* _Exercise materials_:

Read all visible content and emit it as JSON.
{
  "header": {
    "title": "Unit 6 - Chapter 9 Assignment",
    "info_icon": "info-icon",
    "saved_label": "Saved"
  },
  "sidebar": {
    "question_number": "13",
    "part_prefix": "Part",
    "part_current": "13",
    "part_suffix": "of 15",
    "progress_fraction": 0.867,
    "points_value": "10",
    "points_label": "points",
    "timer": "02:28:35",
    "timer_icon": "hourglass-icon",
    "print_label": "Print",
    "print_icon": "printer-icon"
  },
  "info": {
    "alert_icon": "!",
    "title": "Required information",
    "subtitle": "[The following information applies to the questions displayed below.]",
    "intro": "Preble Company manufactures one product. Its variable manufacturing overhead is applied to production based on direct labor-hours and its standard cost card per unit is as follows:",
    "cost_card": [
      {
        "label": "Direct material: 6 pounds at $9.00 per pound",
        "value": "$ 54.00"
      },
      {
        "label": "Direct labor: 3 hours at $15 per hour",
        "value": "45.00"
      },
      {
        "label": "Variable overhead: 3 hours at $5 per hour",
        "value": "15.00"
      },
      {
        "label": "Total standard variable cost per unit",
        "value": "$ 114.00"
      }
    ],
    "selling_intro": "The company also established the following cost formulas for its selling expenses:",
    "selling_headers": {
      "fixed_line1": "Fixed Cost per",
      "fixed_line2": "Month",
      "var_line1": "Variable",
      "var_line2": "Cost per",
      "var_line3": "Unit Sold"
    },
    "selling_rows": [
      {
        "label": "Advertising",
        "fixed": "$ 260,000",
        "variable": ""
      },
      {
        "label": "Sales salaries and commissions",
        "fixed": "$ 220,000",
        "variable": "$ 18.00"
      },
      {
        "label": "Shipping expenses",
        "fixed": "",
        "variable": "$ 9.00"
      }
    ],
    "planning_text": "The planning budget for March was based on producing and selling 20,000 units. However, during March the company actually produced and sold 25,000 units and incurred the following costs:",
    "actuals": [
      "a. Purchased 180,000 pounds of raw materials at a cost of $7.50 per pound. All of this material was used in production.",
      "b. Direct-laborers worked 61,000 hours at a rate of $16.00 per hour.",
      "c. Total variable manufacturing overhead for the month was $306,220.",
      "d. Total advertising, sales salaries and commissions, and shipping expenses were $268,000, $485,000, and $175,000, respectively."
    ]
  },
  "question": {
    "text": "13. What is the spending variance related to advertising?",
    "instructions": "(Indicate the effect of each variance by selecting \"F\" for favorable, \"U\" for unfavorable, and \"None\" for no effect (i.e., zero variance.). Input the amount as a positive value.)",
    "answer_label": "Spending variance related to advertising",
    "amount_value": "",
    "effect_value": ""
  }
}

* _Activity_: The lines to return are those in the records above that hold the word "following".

* _Result below_:
    "subtitle": "[The following information applies to the questions displayed below.]",
    "selling_intro": "The company also established the following cost formulas for its selling expenses:",
    "planning_text": "The planning budget for March was based on producing and selling 20,000 units. However, during March the company actually produced and sold 25,000 units and incurred the following costs:",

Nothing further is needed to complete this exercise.